The EnoWeb was created in 1993. Since that time, it's gathered a fair amount of material about its ample waistline. This easy-to-follow guide lays bare the inner workings of the EnoWeb; it's not a pretty sight, true, but it's jolly useful all the same. We don't actually have much of a directory structure, so we've decided to forget the "family tree" approach and just go for a neat list instead.
Framed menu and EnoWeb banner.
Welcome to EnoWeb
Explains the site's reason for being.
As this page explains, interaction with Brian Eno is not encouraged.
Interviews and articles
A sub-directory containing an extensive archive of interviews with, and articles about, Brian Eno. Far from the usual run-of-the-mill publicity puff, these articles provide an excellent background to his work and opinions on just about anything.
Links to other Eno material
Links to external sites with Eno content such as Alex Rubli's Nerve Net, and also to sites featuring other artists/projects with an Eno connection, or unrelated sites the EnoWeb likes to drop in on.
New to Eno? Start Here!
Provides information for those new to Brian Eno and suggests introductory album choices.
Frequently Asked Questions
Three large FAQs on Brian Eno, his collaborators and his music, although there are cross-overs. If you want to know who he is, what Snake Guitar is, or what happened to My Squelchy Life, the answers are here.
Probably our most popular feature, this page presents the most up-to-date news on Brian's public activities. Older news is archived on the 1997 news and warsong.html pages, the latter named after the first story we carried.
In the earlier part of his solo musical career, Brian Eno created songs with some of the most bizarre lyrics put down on vinyl. This page links to separate pages for each of his song albums and singles.
This sub-directory contains the next best thing to being able to talk to Brian Eno direct. Form a question in your mind, then click anywhere on the image map to hear an obscure response from him. Requires a sound playing capabilities, a web-browser that handles client-side image maps (most of the latest versions do) and patience (waiting for the sound clip to download).
Search the Enocyclopaedia
The Enocyclopaedia was envisaged as a way to link all the information in all the EnoWeb's pages into one coherent whole. It took many hours to put together but nobody was really interested!
Eno's Squelchy Life
Like this site map, a sub-homepage providing links to most of the EnoWeb's other pages, many never updated since the dawn of time.
Marvel at some poor-quality scans and some original pictures exclusive to the EnoWeb.
Ferociously detailed list of records, albums and appearances.
From the early days of the EnoWeb, this page links to lists of Brian's musical and artistic output.

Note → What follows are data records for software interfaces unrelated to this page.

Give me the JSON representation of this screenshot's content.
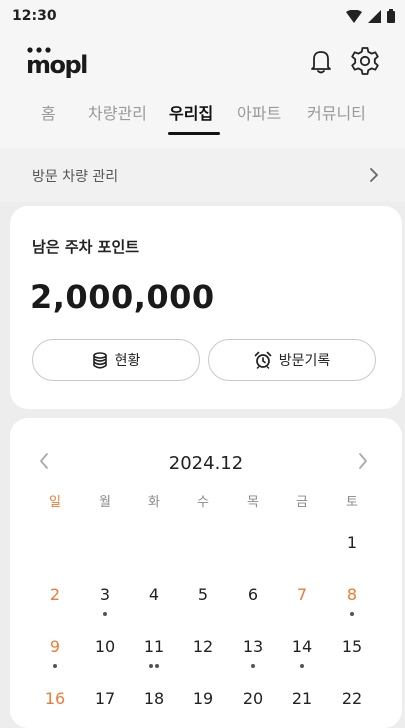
{
  "status_bar": {
    "time": "12:30"
  },
  "header": {
    "logo_text": "mopl",
    "tabs": [
      {
        "label": "홈",
        "active": false
      },
      {
        "label": "차량관리",
        "active": false
      },
      {
        "label": "우리집",
        "active": true
      },
      {
        "label": "아파트",
        "active": false
      },
      {
        "label": "커뮤니티",
        "active": false
      }
    ]
  },
  "visit_management": {
    "label": "방문 차량 관리"
  },
  "points_card": {
    "title": "남은 주차 포인트",
    "value": "2,000,000",
    "status_button": "현황",
    "history_button": "방문기록"
  },
  "calendar": {
    "title": "2024.12",
    "weekdays": [
      "일",
      "월",
      "화",
      "수",
      "목",
      "금",
      "토"
    ],
    "rows": [
      [
        {
          "d": ""
        },
        {
          "d": ""
        },
        {
          "d": ""
        },
        {
          "d": ""
        },
        {
          "d": ""
        },
        {
          "d": ""
        },
        {
          "d": "1",
          "dots": 0,
          "red": false
        }
      ],
      [
        {
          "d": "2",
          "dots": 0,
          "red": true
        },
        {
          "d": "3",
          "dots": 1,
          "red": false
        },
        {
          "d": "4",
          "dots": 0,
          "red": false
        },
        {
          "d": "5",
          "dots": 0,
          "red": false
        },
        {
          "d": "6",
          "dots": 0,
          "red": false
        },
        {
          "d": "7",
          "dots": 0,
          "red": true
        },
        {
          "d": "8",
          "dots": 1,
          "red": true
        }
      ],
      [
        {
          "d": "9",
          "dots": 1,
          "red": true
        },
        {
          "d": "10",
          "dots": 0,
          "red": false
        },
        {
          "d": "11",
          "dots": 2,
          "red": false
        },
        {
          "d": "12",
          "dots": 0,
          "red": false
        },
        {
          "d": "13",
          "dots": 1,
          "red": false
        },
        {
          "d": "14",
          "dots": 1,
          "red": false
        },
        {
          "d": "15",
          "dots": 0,
          "red": false
        }
      ],
      [
        {
          "d": "16",
          "dots": 0,
          "red": true
        },
        {
          "d": "17",
          "dots": 0,
          "red": false
        },
        {
          "d": "18",
          "dots": 0,
          "red": false
        },
        {
          "d": "19",
          "dots": 0,
          "red": false
        },
        {
          "d": "20",
          "dots": 0,
          "red": false
        },
        {
          "d": "21",
          "dots": 0,
          "red": false
        },
        {
          "d": "22",
          "dots": 0,
          "red": false
        }
      ]
    ]
  },
  "colors": {
    "accent": "#f07a35",
    "text": "#1f1f1f",
    "muted": "#9a9a9a"
  },
  "icons": [
    "wifi-icon",
    "signal-icon",
    "battery-icon",
    "bell-icon",
    "gear-icon",
    "chevron-right-icon",
    "database-icon",
    "alarm-clock-icon",
    "chevron-left-icon"
  ]
}
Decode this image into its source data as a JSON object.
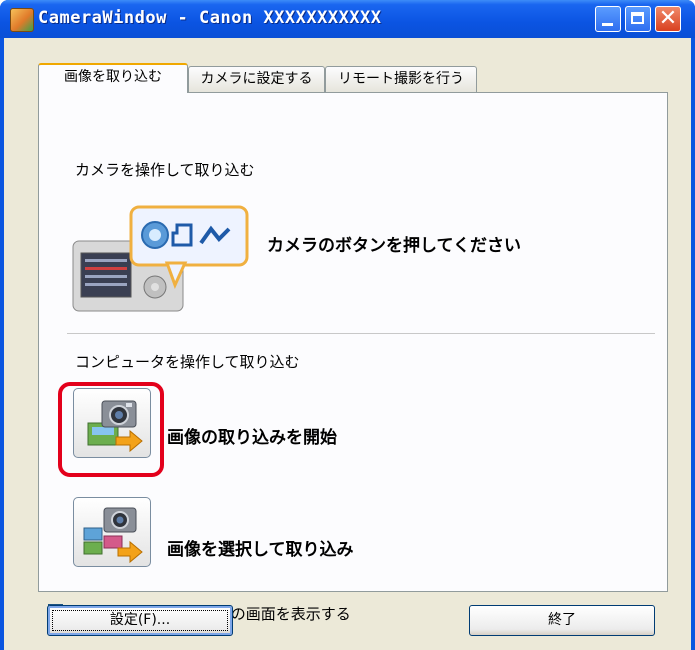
{
  "window": {
    "title": "CameraWindow - Canon XXXXXXXXXXX",
    "accent_color": "#0a55e0",
    "icons": [
      "app-icon",
      "minimize-icon",
      "maximize-icon",
      "close-icon"
    ]
  },
  "tabs": [
    {
      "label": "画像を取り込む",
      "active": true
    },
    {
      "label": "カメラに設定する",
      "active": false
    },
    {
      "label": "リモート撮影を行う",
      "active": false
    }
  ],
  "camera_section": {
    "heading": "カメラを操作して取り込む",
    "instruction": "カメラのボタンを押してください"
  },
  "computer_section": {
    "heading": "コンピュータを操作して取り込む",
    "start_import_label": "画像の取り込みを開始",
    "select_import_label": "画像を選択して取り込み",
    "highlight_color": "#e3001b"
  },
  "footer": {
    "show_on_connect_label": "カメラを接続した時にこの画面を表示する",
    "show_on_connect_checked": true,
    "settings_label": "設定(F)...",
    "exit_label": "終了"
  }
}
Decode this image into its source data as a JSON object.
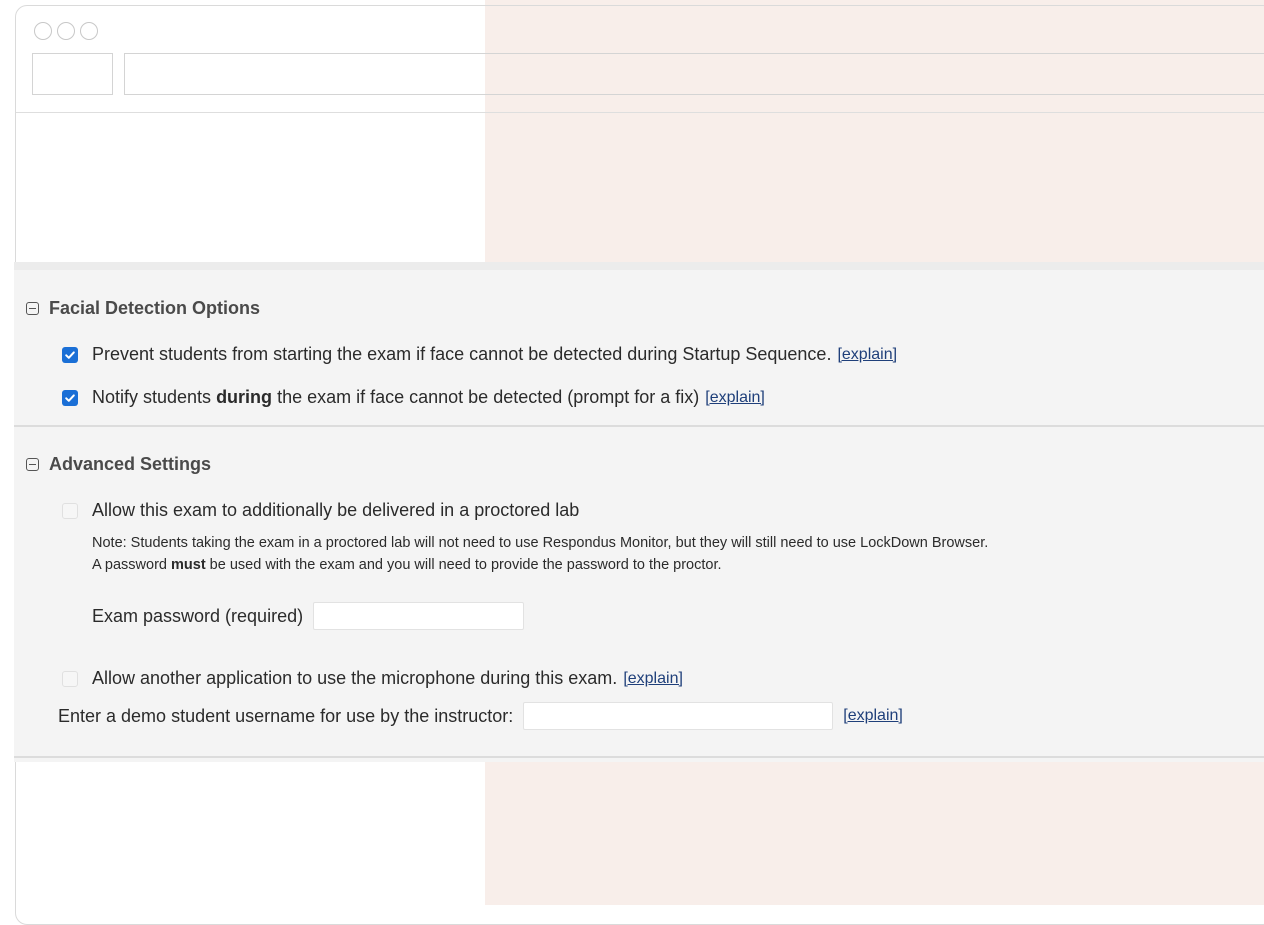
{
  "facial_detection": {
    "title": "Facial Detection Options",
    "option1": {
      "checked": true,
      "label": "Prevent students from starting the exam if face cannot be detected during Startup Sequence.",
      "explain": "[explain]"
    },
    "option2": {
      "checked": true,
      "label_pre": "Notify students ",
      "label_bold": "during",
      "label_post": " the exam if face cannot be detected (prompt for a fix)",
      "explain": "[explain]"
    }
  },
  "advanced": {
    "title": "Advanced Settings",
    "proctored": {
      "checked": false,
      "label": "Allow this exam to additionally be delivered in a proctored lab",
      "note_line1": "Note: Students taking the exam in a proctored lab will not need to use Respondus Monitor, but they will still need to use LockDown Browser.",
      "note_line2_pre": "A password ",
      "note_line2_bold": "must",
      "note_line2_post": " be used with the exam and you will need to provide the password to the proctor.",
      "password_label": "Exam password (required)",
      "password_value": ""
    },
    "microphone": {
      "checked": false,
      "label": "Allow another application to use the microphone during this exam.",
      "explain": "[explain]"
    },
    "demo_user": {
      "label": "Enter a demo student username for use by the instructor:",
      "value": "",
      "explain": "[explain]"
    }
  }
}
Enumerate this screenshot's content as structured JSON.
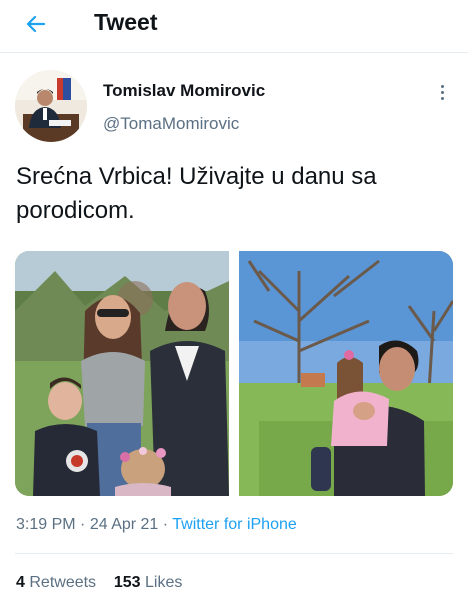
{
  "header": {
    "title": "Tweet",
    "back_icon": "arrow-left-icon",
    "accent": "#1da1f2"
  },
  "author": {
    "name": "Tomislav Momirovic",
    "handle": "@TomaMomirovic"
  },
  "tweet": {
    "text": "Srećna Vrbica! Uživajte u danu sa porodicom.",
    "time": "3:19 PM",
    "date": "24 Apr 21",
    "separator": "·",
    "source": "Twitter for iPhone",
    "photos": [
      "family-photo-1",
      "family-photo-2"
    ]
  },
  "stats": {
    "retweets_count": "4",
    "retweets_label": "Retweets",
    "likes_count": "153",
    "likes_label": "Likes"
  },
  "colors": {
    "text": "#0f1419",
    "secondary": "#5b7083",
    "link": "#1da1f2",
    "divider": "#e6ecf0"
  }
}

References to Brian-Eno-related books and publications.
Ever the theorist, Brian often includes essays with his albums explaining how they were made. This page links to pages containing some of those essays -- including how to make your own ambient music system.
Creative what-if scenarios.
Brian's notes from an installation in Venice.
An fishy MP3 file, a MIDI and Windows 95/98 Plus! Theme.
Details of Brian Eno's first own label.
Details of Brian Eno's company, from the days when it represented many artists now found on the All Saints and Caroline labels.
Videos and films
A list of Brian Eno videos, films & television programmes, some no longer available.
Addresses for Opal Information and dated details for Eric Tamm's thesis.
A short article about the Oblique Strategies, a link to Gregory Taylor's dedicated Oblique Strategies site, and links to many of the sites offering on-line Oblique Strategies.
An article about the 1000-day calendar which Brian was involved with.
A page allowing visitors to send us e-mail. Not a form, though.